Teenage trainees: Federal law allows employers to pay $4.25 an hour -- $3 less than the current federal minimum -- to anyone under 20 for the first 90 days of employment, according to the Congressional Research Service.
Maryland, which just increased its state minimum wage to $10.10, now exempts those under 20 for the first 180 days, during which employers are allowed to pay them 15% less than the state minimum.
Federal law also lets employers pay 85% of the federal minimum (or $6.16/hour) to full-time students working in retail or service businesses, in an agricultural occupation, or at an institute of higher education.
They are also allowed to pay just 75% of the minimum wage (or $5.44/hour) to students who are employed part-time as part of a vocational training program at an accredited school.
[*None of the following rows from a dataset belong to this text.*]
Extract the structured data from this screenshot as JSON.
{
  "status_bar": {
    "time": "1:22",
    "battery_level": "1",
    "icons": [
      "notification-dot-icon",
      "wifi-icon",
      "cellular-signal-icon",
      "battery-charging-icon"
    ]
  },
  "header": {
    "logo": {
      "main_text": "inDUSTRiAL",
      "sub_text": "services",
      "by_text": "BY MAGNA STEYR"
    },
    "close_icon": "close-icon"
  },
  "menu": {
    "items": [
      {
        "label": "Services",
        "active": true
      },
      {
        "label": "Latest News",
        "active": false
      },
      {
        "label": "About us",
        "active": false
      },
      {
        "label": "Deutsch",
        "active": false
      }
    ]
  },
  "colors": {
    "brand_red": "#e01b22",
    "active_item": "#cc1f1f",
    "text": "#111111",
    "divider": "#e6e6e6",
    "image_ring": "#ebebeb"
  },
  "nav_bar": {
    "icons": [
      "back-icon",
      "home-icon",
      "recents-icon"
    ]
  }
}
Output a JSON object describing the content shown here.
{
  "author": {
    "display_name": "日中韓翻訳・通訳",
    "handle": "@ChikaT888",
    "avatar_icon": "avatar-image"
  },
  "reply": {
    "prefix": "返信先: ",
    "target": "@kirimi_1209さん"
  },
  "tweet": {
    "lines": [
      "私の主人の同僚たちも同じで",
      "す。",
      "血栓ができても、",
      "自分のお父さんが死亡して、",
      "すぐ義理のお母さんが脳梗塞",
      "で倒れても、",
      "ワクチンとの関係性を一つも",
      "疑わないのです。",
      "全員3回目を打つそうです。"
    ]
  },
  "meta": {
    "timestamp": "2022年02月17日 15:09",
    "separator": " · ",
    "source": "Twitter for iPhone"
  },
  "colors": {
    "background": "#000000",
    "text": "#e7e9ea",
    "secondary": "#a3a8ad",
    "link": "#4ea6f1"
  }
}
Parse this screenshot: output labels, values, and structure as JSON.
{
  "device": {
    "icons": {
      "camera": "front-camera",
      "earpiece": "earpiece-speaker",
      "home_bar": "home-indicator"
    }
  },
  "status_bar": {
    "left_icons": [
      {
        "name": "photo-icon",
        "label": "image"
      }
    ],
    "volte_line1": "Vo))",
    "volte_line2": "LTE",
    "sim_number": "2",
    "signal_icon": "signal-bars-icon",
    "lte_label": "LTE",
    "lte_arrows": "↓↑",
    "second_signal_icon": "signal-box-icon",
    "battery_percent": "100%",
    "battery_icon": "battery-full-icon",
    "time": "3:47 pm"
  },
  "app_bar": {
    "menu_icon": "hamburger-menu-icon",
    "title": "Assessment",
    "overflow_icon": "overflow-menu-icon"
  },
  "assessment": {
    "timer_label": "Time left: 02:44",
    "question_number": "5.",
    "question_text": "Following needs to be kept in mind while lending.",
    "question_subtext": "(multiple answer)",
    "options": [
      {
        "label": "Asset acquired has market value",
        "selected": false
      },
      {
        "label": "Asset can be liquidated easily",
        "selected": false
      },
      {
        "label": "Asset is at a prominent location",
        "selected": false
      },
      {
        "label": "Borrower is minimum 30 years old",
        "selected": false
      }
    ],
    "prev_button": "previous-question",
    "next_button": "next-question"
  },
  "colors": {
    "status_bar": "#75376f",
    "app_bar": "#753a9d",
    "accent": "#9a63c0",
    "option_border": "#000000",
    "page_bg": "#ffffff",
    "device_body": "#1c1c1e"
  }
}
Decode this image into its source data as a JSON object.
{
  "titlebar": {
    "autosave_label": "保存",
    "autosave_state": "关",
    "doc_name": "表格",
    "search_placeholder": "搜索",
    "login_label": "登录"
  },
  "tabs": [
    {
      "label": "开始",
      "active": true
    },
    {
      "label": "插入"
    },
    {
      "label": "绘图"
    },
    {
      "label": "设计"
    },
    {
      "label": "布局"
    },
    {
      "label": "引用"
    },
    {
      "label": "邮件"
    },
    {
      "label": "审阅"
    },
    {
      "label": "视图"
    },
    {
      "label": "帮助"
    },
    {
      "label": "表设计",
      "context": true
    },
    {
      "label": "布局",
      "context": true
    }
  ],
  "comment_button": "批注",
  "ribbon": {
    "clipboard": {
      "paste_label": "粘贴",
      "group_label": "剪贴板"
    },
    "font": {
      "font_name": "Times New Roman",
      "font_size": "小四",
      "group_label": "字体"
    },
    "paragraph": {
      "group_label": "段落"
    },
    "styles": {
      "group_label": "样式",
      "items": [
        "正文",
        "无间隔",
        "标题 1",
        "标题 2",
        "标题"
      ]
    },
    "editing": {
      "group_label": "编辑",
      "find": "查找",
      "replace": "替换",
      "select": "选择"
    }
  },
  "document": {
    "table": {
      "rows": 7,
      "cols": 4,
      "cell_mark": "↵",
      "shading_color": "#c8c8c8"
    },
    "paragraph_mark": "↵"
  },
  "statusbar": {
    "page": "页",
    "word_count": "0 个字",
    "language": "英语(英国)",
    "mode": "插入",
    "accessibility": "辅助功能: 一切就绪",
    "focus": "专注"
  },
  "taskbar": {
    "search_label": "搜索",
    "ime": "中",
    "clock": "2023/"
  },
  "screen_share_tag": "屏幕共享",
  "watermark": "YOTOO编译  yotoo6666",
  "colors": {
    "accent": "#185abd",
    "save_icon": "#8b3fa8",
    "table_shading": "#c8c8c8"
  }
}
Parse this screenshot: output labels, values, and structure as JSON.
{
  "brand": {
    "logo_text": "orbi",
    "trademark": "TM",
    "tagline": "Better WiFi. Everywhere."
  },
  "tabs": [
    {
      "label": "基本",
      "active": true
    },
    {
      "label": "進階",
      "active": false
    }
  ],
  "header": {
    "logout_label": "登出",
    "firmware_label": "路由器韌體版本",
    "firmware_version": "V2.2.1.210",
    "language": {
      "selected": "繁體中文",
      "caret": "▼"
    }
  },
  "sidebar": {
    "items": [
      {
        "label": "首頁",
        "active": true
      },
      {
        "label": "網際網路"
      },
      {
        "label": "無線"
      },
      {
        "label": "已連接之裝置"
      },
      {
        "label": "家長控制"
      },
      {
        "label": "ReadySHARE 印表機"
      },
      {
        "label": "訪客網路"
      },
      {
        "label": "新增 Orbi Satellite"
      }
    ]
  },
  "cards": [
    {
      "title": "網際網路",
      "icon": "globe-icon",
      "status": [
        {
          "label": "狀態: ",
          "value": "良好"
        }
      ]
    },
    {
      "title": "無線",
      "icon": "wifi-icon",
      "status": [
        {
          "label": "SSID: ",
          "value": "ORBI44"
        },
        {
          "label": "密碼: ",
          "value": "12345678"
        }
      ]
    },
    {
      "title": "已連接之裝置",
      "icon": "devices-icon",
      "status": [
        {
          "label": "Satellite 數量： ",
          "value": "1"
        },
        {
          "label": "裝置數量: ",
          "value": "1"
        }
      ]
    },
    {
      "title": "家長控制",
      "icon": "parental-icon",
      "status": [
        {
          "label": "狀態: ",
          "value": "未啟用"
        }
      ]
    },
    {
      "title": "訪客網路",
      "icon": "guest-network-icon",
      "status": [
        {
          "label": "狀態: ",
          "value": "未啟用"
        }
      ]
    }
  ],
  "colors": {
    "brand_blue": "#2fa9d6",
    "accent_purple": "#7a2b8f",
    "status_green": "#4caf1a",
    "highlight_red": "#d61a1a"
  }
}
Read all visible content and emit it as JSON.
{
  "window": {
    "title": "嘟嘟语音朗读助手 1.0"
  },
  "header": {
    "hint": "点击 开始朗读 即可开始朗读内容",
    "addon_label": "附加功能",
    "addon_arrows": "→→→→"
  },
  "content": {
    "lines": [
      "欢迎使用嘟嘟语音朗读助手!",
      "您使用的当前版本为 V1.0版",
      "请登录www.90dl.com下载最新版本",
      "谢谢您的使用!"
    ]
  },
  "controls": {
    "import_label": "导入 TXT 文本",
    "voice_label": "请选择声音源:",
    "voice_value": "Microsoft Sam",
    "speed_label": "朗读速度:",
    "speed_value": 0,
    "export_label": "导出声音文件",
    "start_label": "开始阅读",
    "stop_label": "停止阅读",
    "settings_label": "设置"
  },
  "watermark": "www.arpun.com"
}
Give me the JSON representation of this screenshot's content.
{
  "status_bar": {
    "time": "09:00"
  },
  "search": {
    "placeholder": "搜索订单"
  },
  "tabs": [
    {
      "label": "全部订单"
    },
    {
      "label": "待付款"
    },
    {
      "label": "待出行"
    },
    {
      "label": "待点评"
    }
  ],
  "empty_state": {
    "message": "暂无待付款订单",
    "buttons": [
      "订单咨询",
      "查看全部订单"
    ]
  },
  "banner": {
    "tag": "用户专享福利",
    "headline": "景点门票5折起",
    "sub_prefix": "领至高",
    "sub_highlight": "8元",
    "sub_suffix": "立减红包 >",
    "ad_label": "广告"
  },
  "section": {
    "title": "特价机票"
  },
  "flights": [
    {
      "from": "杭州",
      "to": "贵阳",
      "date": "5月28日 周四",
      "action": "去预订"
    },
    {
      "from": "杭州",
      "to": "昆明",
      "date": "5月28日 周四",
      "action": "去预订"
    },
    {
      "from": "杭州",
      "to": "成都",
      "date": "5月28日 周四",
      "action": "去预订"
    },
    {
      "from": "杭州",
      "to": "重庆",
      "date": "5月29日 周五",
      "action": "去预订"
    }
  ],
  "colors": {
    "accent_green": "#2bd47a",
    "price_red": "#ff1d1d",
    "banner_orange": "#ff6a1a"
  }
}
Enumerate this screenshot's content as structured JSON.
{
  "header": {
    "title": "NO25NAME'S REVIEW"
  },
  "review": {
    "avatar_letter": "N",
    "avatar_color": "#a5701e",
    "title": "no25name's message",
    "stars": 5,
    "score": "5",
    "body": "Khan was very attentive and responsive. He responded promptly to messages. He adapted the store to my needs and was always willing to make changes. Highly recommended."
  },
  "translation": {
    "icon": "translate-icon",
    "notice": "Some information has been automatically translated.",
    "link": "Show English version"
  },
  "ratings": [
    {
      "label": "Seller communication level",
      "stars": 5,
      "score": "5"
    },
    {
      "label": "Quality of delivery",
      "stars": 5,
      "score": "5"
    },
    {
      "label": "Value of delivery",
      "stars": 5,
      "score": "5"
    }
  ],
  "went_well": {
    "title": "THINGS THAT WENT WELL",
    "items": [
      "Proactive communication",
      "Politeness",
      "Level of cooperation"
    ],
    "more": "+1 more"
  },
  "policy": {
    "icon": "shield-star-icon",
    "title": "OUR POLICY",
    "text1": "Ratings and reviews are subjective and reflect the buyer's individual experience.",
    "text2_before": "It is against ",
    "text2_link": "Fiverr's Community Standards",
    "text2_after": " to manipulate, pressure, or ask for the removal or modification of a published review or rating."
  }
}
Other exempt workers: Other groups exempt from federal minimum wage protection include newspaper delivery people, occasional babysitters, employees of small circulation newspapers, those elected to state and local government offices (and their staffs); and anyone who works for some seasonal businesses such as amusement parks and summer camps.